The final choice for closing the distance against a knife is the most dangerous, both to the attacker and the defender, even in practice. To execute it, when the attacker steps toward you and thrusts the knife at you, step outward to the left, as if performing an outside close, but take two steps so that you are behind the attacker. You have now "passed" the attacker and have several options. You may grab attacker's hair, head, or shoulders and pull backwards. You may apply a choke or lock from behind. You may kick the spine, tailbone, or knee to knock attacker forward, or you may strike the back of the head. To be effective, the pass and follow-up techniques should be performed as a single move. In an instant, you have to move by your attacker and apply a single deadly attack before he or she realizes where you are.
The result of a correctly performed pass is that your attacker never sees it coming and is literally blindsided by your attack. If you choose to pull the attacker backward, he or she will certainly hit his or her head on the ground. If you push the attacker forward, his or her face will likely hit the ground. If you choose to strike from behind, attacker will suffer a full force blow with no warning or defense. All these outcomes may result in death or serious injury to the attacker.

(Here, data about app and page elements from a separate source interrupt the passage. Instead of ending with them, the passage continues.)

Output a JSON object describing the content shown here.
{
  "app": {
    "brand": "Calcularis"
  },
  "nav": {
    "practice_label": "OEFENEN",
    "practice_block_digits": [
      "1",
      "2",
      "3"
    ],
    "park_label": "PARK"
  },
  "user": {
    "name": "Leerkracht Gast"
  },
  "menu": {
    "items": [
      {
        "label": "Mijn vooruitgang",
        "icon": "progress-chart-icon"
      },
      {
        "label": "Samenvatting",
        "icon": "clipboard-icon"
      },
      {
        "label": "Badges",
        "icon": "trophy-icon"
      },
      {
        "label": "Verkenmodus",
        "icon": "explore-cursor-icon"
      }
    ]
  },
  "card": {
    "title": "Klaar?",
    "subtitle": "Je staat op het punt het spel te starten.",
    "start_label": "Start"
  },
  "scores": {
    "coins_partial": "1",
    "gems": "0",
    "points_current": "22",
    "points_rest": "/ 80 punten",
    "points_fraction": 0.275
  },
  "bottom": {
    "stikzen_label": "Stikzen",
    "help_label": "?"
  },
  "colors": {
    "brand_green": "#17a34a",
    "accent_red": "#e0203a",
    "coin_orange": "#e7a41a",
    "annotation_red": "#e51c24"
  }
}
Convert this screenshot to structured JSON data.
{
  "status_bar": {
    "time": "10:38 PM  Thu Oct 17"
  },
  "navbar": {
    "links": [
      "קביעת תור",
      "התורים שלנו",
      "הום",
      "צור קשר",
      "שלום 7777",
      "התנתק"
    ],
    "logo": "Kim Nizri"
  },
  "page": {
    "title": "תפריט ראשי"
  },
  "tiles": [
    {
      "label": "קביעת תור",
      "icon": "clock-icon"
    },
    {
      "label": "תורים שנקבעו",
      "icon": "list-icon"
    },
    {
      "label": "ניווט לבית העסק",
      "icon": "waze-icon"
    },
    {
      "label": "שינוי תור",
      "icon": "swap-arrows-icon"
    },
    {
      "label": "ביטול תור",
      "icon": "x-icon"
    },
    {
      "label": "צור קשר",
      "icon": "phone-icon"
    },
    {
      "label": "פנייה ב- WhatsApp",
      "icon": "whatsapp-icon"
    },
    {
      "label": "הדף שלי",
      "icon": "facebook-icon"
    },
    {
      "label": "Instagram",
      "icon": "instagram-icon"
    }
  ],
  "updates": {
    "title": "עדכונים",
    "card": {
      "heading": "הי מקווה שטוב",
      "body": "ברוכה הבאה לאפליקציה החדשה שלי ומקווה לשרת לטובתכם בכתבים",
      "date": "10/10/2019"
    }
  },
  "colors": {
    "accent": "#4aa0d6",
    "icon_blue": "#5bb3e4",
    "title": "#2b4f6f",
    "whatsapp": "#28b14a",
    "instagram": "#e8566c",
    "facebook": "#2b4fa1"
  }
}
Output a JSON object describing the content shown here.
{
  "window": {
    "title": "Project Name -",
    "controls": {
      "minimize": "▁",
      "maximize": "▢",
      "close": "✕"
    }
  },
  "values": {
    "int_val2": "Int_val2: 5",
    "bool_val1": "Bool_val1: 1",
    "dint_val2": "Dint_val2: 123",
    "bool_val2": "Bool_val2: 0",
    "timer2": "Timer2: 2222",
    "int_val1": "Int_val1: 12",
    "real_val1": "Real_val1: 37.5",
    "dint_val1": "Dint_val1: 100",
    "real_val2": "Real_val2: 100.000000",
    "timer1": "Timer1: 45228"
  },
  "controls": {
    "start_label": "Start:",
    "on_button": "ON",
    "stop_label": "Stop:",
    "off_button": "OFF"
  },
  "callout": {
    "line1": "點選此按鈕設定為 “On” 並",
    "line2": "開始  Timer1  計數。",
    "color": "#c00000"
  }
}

The pass is not recommended for beginners. You run the risk of becoming disoriented or losing your footing when you move so quickly and with such force. You also risk being tripped by yourself or your assailant as you pass. Finally, you run the risk of not being fast enough to complete the pass and not getting a grip on your opponent to control his knife.